On Tuesday, President Barack Obama invoked a provision of the Outer Continental Shelf Lands act, a law from 1953, that allowed him to place “a permanent drilling ban on portions of the ocean floor from Virginia to Maine and along much of Alaska’s coast.” Overall, it adds up to almost 120 million acres! No other president has used this provision to protect such a large part of federal waters before and he promised not even President-elect Donald Trump could undo this declaration.

But Alaska lawmakers Sen. Dan Sullivan, Sen. Lisa Murkowski, and Rep. Dan Young said they want to find a way to draft legislation to overturn Obama’s actions:

“The sweeping withdrawal disrespects the Alaskan people, is not based on sound science, and contradicts the administration’s own conclusions about Arctic development,” Sen. Lisa Murkowski, Sen. Dan Sullivan and Rep. Don Young said late Tuesday. “It will have lasting consequences for Alaska’s economy, state finances, and the security and competitiveness of the nation. In making the decision, President Obama yet again sided with extreme environmentalists, while betraying his utter lack of commitment to improving the lives of the people who actually live in the Arctic.”

The Hill reported:

The legislation could either authorize the president to undo any prior offshore protections, or simply overturn the specific bans from Obama.

“The Congressman believes this decision can be overturned by the incoming Administration and will be encouraging President Trump to do so. In addition, Congressman Young will also pursue legislation to overturn this decision,” said Matt Shuckerow, Young’s spokesman, told The Hill.
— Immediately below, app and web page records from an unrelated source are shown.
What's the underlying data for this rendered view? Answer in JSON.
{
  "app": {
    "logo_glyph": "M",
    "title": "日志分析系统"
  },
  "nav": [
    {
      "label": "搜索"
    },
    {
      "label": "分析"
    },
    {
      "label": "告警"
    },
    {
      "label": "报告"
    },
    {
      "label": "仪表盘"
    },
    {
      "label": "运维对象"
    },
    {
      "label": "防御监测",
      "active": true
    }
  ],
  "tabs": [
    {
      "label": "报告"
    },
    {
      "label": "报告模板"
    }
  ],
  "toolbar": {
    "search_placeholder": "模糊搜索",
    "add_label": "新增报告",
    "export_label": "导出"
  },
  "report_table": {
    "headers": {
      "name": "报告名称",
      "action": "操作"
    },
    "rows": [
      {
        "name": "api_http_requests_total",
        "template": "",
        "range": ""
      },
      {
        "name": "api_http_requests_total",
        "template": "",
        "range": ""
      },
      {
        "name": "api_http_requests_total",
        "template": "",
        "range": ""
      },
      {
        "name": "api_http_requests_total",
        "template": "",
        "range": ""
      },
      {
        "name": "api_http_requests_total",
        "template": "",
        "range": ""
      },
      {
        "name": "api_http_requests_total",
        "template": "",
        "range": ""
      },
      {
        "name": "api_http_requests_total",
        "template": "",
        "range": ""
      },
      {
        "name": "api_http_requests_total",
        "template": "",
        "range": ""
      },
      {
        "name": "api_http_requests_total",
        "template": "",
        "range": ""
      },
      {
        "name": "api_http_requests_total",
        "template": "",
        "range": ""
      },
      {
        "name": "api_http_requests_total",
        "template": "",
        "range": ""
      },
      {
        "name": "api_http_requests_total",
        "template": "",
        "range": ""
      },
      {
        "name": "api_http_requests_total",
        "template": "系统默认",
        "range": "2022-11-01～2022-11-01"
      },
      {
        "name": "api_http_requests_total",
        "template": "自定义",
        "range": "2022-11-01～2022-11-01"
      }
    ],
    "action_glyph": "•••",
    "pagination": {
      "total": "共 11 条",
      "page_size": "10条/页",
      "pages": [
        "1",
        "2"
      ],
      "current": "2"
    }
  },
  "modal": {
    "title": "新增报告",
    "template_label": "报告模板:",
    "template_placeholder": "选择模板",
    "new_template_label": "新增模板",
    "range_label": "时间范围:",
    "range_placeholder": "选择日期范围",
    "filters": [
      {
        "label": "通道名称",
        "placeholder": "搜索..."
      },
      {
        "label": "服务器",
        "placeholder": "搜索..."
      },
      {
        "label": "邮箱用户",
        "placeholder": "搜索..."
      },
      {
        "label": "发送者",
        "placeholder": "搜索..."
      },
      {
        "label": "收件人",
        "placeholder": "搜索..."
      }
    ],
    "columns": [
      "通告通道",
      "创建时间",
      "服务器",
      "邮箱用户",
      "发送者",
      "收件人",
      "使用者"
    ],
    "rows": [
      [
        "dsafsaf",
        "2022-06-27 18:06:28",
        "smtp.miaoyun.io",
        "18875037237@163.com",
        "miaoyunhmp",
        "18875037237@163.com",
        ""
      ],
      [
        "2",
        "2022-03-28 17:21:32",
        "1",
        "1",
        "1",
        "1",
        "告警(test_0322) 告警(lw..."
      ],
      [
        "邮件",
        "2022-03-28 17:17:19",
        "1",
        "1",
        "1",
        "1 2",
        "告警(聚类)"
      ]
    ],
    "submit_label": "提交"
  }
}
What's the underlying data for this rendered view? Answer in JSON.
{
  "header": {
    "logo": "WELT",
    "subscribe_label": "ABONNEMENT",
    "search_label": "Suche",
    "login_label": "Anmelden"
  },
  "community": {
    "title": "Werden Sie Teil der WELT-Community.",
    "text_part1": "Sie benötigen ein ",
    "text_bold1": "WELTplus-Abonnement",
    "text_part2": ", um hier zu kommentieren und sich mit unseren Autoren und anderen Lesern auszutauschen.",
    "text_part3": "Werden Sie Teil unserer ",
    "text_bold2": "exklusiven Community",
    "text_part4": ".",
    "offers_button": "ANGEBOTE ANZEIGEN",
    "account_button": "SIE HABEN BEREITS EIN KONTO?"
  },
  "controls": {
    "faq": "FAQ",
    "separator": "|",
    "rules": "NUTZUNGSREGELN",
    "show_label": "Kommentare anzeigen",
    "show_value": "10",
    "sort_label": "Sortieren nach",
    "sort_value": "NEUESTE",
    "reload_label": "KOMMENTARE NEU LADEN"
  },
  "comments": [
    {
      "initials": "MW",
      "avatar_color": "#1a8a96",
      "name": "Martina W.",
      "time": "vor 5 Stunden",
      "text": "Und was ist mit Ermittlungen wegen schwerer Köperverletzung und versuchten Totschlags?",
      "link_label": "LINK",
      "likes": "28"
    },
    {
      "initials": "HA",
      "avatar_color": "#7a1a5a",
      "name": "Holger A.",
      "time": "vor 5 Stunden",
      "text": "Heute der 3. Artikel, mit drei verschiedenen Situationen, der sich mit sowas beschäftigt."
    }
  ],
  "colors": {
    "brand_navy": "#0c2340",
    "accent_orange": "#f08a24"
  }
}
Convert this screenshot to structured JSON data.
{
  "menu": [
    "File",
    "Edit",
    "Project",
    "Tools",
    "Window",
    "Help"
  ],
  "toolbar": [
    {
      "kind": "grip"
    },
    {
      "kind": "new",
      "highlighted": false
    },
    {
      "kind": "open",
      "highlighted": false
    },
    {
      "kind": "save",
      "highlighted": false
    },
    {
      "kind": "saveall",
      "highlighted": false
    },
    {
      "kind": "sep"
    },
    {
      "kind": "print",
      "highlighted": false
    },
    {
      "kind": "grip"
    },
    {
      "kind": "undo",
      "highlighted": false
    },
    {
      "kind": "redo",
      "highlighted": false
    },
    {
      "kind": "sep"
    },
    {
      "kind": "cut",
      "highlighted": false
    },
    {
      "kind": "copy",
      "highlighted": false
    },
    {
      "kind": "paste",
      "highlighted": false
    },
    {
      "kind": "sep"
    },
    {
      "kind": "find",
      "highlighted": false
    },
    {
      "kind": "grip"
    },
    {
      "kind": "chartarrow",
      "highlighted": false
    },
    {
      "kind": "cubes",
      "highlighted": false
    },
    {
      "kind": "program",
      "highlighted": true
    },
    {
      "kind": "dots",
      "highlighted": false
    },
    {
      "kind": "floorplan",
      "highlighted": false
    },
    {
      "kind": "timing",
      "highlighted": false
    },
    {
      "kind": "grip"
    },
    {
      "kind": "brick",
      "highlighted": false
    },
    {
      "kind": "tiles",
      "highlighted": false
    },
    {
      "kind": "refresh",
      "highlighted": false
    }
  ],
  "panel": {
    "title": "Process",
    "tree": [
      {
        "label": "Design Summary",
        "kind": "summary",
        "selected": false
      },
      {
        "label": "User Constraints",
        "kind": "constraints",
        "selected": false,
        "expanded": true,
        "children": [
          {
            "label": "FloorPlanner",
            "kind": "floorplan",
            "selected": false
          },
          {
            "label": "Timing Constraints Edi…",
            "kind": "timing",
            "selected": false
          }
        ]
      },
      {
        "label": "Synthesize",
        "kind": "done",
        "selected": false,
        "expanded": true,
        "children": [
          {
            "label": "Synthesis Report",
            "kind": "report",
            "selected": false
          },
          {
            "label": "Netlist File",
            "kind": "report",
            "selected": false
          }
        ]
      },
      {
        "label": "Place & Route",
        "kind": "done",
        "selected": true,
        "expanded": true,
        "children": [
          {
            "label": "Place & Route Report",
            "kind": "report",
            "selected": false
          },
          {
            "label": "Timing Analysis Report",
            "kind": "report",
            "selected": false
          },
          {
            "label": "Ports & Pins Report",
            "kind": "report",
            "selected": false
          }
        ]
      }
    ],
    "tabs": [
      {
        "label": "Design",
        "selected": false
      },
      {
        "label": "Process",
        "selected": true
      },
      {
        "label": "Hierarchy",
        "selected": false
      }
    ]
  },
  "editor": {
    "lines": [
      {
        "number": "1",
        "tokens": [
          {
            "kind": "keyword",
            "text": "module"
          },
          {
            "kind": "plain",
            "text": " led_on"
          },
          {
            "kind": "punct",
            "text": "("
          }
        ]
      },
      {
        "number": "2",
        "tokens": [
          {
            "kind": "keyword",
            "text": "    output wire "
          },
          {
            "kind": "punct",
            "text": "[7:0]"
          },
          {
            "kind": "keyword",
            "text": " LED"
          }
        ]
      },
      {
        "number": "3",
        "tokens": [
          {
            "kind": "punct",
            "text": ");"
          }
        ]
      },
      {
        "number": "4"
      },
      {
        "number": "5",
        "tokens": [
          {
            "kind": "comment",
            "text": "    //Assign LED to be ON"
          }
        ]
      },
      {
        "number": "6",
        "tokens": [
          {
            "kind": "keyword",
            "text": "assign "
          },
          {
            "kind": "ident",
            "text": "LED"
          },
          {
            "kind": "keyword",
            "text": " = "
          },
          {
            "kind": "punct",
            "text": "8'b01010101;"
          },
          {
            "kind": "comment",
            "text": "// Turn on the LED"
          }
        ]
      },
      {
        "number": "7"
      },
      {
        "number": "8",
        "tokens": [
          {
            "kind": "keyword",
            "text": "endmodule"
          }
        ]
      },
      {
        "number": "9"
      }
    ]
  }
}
With both sides in the fight bracing for the long-haul, and for the likelihood that it could end up in the courts, the lawmakers want to make Congress’s views clear.

“Ambiguities in the law will create an opportunity for litigation by the very extreme environmental groups that President Obama was pandering to,” said Mike Anderson, Sullivan’s spokesman. “It doesn’t mean their litigation would succeed, but just as with any number of actions the new administration might undertake, Congress can buttress those decisions with statutory support.”

Slight catch, though. The ban “does not affect existing leases and would not affect a nearshore area of the Beaufort Sea, totaling about 2.8 million acres, that has high oil and gas potential and is adjacent to existing state oil and gas activity and infrastructure, according to the Department of the Interior.
A new president has never tried to undo a previous president’s drilling ban.”

Like I said, Obama’s team believes Trump cannot touch his ban:

“There is no provision on OCSLA which provides for the reversal of a presidential withdrawal under section 12(a),” a senior administration official told reporters.

“We believe there is a strong legal basis that these withdrawals as well as all the prior indefinite withdrawals will go forward and will withstand the test of time.”

President Bill Clinton did the exact same thing before he left office, used this “law to withdraw 300 million acres from oil and gas drilling from an area that had already been designated as a marine sanctuary.” While President George W. Bush did not fully overturn that ban, he “cut that moratorium short by four years and rescinded it in 2008.”

There is a way the GOP can stop it:

Experts say that there could be one avenue for Republicans to undo the ban: Congress could go back and amend the 1953 law, explicitly allowing presidents to reverse the drilling bans of their predecessors. However, that would require a 60-vote Senate majority to clear procedural hurdles, a challenge in a Senate with 52 Republicans.

“They’ll be arguing about this for years in the courts,” said Mr. [Patrick] Paranteau, the Vermont law professor. “It would be surprising if the Republican Congress didn’t do anything about it in the meantime.”

The administration’s wording could also help Trump turn this around:

“It is pretty clear that this is a hollow 11th hour action,” Christopher Guith, a senior vice president at the U.S. Chamber of Commerce, told The Daily Caller News Foundation. “In spite of the narrative that extreme interest groups who pushed the White House to do this, there’s nothing about this that’s permanent. The White House itself didn’t use the phrase permanent, they said it was ‘indefinite.’”